Cartes de visite returned in bulk in this final room, titled ‘Transmission’. Two hundred and twenty-seven of them are installed on a grid on wall, while on other walls kitsch postcards and photobooks intimate the coming of mass media. In the middle of the room is a computer installation and online work Compound Lens Project by contemporary artists Patrick Pound and Rowan McNaught. This installation has the herculean task of swinging the whole massive exhibition behind it and orienting it to the twenty-first century where photography is, of course, digital, virtual, exponential, archival, online, and tagged. Their cross platform installation might work very well in another context where viewers have the inclination to pay the necessary attention to its algorithmic searching, selection, and graphic filtering of online photographs, particularly when the conceptual and visual connections between these iterative processes are not immediately evident, but in this context there was not enough visual plenitude on offer to engage with visitors whose eyes and brains were already wearying.
Annear would be the first to say that this is not a definitive exhibition. Although carried out with intelligence, ambition, passion, an acute eye, and considerable curatorial flair, her vast exhibition nonetheless is but one scratch of the surface. However it proves just how much remains unscratched. There must be more books and exhibitions about photography and Australia in the future.
Disclaimer: The reviewer contributed an essay to the book, and discussed aspects of the exhibition with Judy Annear during her research phase.
 For more on the historiography of Australian photography see: ‘Agency and Authorship in Australian Photo Histories’, Catherine De Lorenzo, in Photography, History, Difference, edited by Tanya Sheehan and ‘Other Histories: Photography and Australia’, Helen Ennis, Journal of Art Historiography 4 (2011).
 At Home in Australia, Peter Conrad, National Gallery of Australia and Thames & Hudson, 2003. An Eye for Photography: The Camera in Australia, Alan Davies, Carlton, Miegunyah Press and State Library of New South Wales, 2004. Intersections: Photography, History and the National Library of Australia, Helen Ennis, National Library of Australia, 2004

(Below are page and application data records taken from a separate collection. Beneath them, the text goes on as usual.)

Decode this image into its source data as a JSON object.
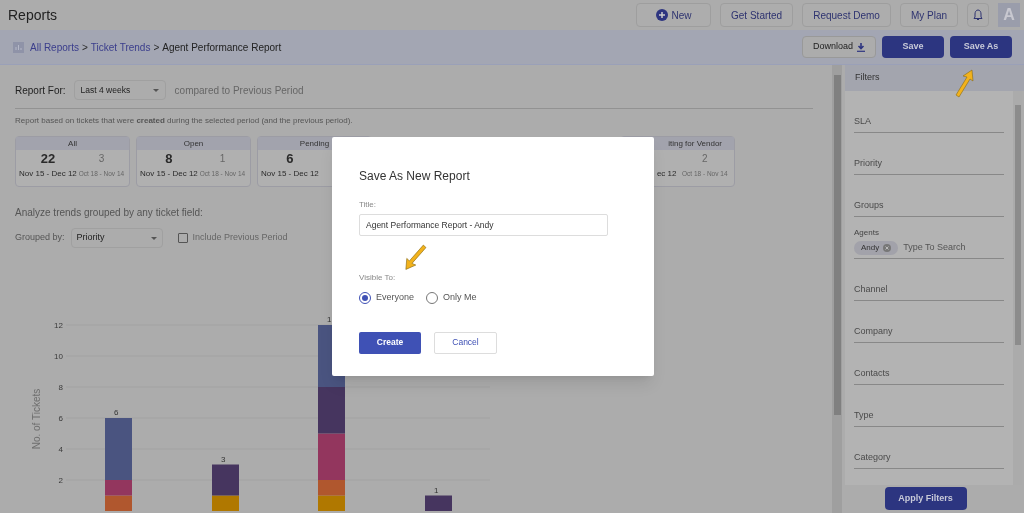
{
  "header": {
    "title": "Reports",
    "buttons": [
      {
        "label": "New",
        "kind": "new"
      },
      {
        "label": "Get Started",
        "kind": "plain"
      },
      {
        "label": "Request Demo",
        "kind": "plain"
      },
      {
        "label": "My Plan",
        "kind": "plain"
      }
    ],
    "avatar": "A"
  },
  "breadcrumb": {
    "separator": ">",
    "items": [
      {
        "label": "All Reports",
        "kind": "link"
      },
      {
        "label": "Ticket Trends",
        "kind": "link"
      },
      {
        "label": "Agent Performance Report",
        "kind": "current"
      }
    ]
  },
  "actions": [
    {
      "label": "Download",
      "kind": "download"
    },
    {
      "label": "Save",
      "kind": "primary"
    },
    {
      "label": "Save As",
      "kind": "primary"
    }
  ],
  "report_for": {
    "label": "Report For:",
    "value": "Last 4 weeks",
    "suffix": "compared to Previous Period"
  },
  "description": "Report based on tickets that were **created** during the selected period (and the previous period).",
  "cards": [
    {
      "kind": "full",
      "label": "All",
      "count": "22",
      "previous": "3",
      "range": "Nov 15 - Dec 12",
      "previous_range": "Oct 18 - Nov 14"
    },
    {
      "kind": "full",
      "label": "Open",
      "count": "8",
      "previous": "1",
      "range": "Nov 15 - Dec 12",
      "previous_range": "Oct 18 - Nov 14"
    },
    {
      "kind": "full",
      "label": "Pending",
      "count": "6",
      "range": "Nov 15 - Dec 12"
    },
    {
      "kind": "cut",
      "label": "iting for Vendor",
      "previous": "2",
      "range": "ec 12",
      "previous_range": "Oct 18 - Nov 14"
    }
  ],
  "analyze": {
    "heading": "Analyze trends grouped by any ticket field:",
    "grouped_label": "Grouped by:",
    "grouped_value": "Priority",
    "include_previous": {
      "label": "Include Previous Period",
      "checked": false
    }
  },
  "chart": {
    "total_labels": [
      "6",
      "3",
      "1",
      "1"
    ],
    "chart_data": {
      "type": "bar",
      "ylabel": "No. of Tickets",
      "ylim": [
        0,
        12
      ],
      "yticks": [
        2,
        4,
        6,
        8,
        10,
        12
      ],
      "stacked": true,
      "series": [
        {
          "color": "#b07800",
          "values": [
            0,
            1,
            1,
            0
          ]
        },
        {
          "color": "#b0572e",
          "values": [
            1,
            0,
            1,
            0
          ]
        },
        {
          "color": "#93365e",
          "values": [
            1,
            0,
            3,
            0
          ]
        },
        {
          "color": "#46355f",
          "values": [
            0,
            2,
            3,
            1
          ]
        },
        {
          "color": "#4a5480",
          "values": [
            4,
            0,
            4,
            0
          ]
        }
      ]
    }
  },
  "filters": {
    "title": "Filters",
    "fields": [
      {
        "label": "SLA",
        "kind": "plain"
      },
      {
        "label": "Priority",
        "kind": "plain"
      },
      {
        "label": "Groups",
        "kind": "plain"
      },
      {
        "label": "Agents",
        "kind": "chips",
        "chips": [
          "Andy"
        ],
        "placeholder": "Type To Search"
      },
      {
        "label": "Channel",
        "kind": "plain"
      },
      {
        "label": "Company",
        "kind": "plain"
      },
      {
        "label": "Contacts",
        "kind": "plain"
      },
      {
        "label": "Type",
        "kind": "plain"
      },
      {
        "label": "Category",
        "kind": "plain"
      }
    ],
    "apply": "Apply Filters"
  },
  "dialog": {
    "title": "Save As New Report",
    "title_label": "Title:",
    "title_value": "Agent Performance Report - Andy",
    "visible_label": "Visible To:",
    "options": [
      {
        "label": "Everyone",
        "selected": true
      },
      {
        "label": "Only Me",
        "selected": false
      }
    ],
    "create": "Create",
    "cancel": "Cancel"
  }
}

 ‘Introduction’, The Photograph and Australia, Judy Annear, Art Gallery of New South Wales, 2015, p13.